WHAT NEEDS TO BE DONE -
Each line containing the string "caption" should be copied out of the entries.

*** Opening TASK DATA ***

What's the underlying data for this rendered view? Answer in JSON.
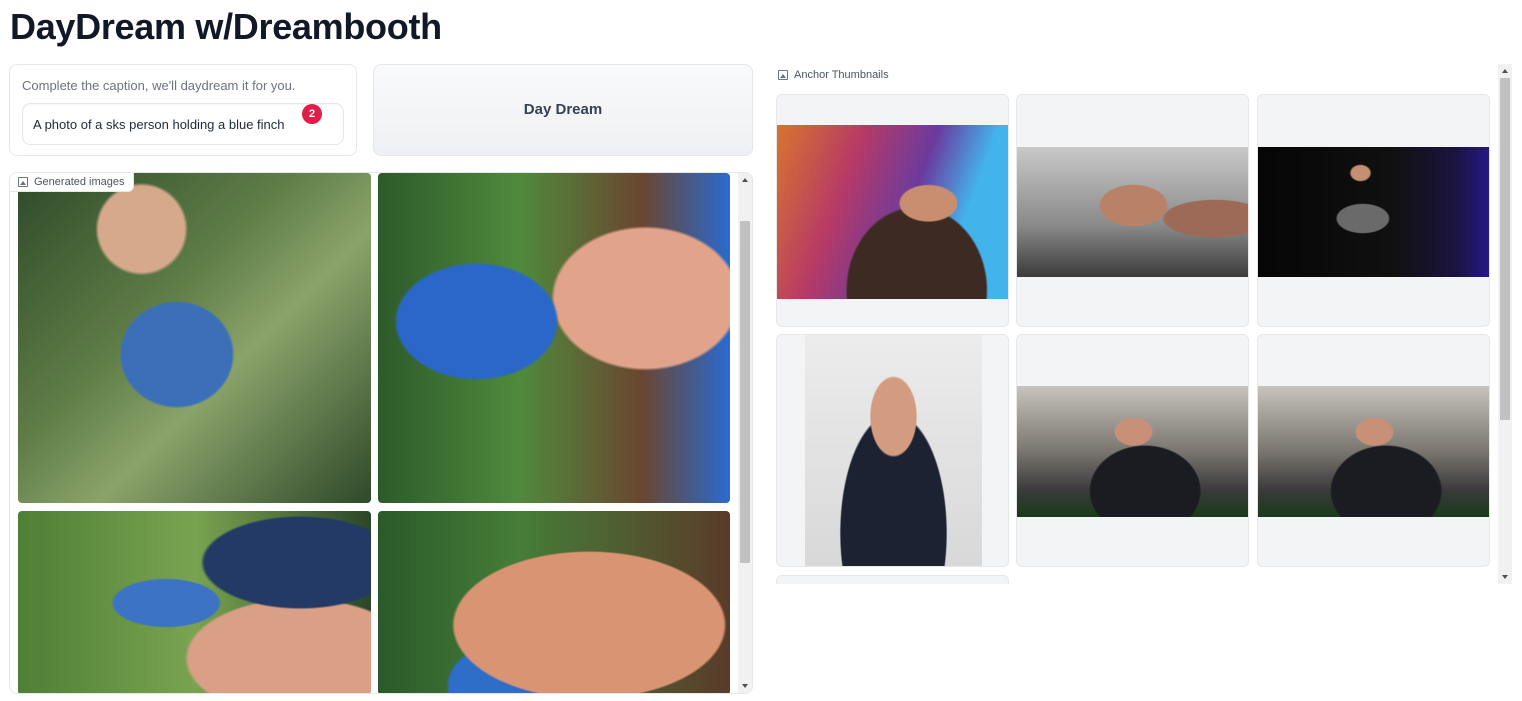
{
  "page": {
    "title": "DayDream w/Dreambooth"
  },
  "caption": {
    "label": "Complete the caption, we'll daydream it for you.",
    "value": "A photo of a sks person holding a blue finch",
    "badge_count": "2"
  },
  "actions": {
    "day_dream_label": "Day Dream"
  },
  "generated": {
    "label": "Generated images",
    "icon": "image-icon",
    "images": [
      {
        "name": "generated-image-1"
      },
      {
        "name": "generated-image-2"
      },
      {
        "name": "generated-image-3"
      },
      {
        "name": "generated-image-4"
      }
    ]
  },
  "anchors": {
    "label": "Anchor Thumbnails",
    "icon": "image-icon",
    "thumbnails": [
      {
        "name": "anchor-thumbnail-1"
      },
      {
        "name": "anchor-thumbnail-2"
      },
      {
        "name": "anchor-thumbnail-3"
      },
      {
        "name": "anchor-thumbnail-4"
      },
      {
        "name": "anchor-thumbnail-5"
      },
      {
        "name": "anchor-thumbnail-6"
      },
      {
        "name": "anchor-thumbnail-7"
      }
    ]
  },
  "colors": {
    "badge": "#e11d48",
    "border": "#e5e7eb",
    "button_bg": "#f3f4f6"
  }
}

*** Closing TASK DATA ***

TASK OUTPUT -
  "caption": {
    "label": "Complete the caption, we'll daydream it for you.",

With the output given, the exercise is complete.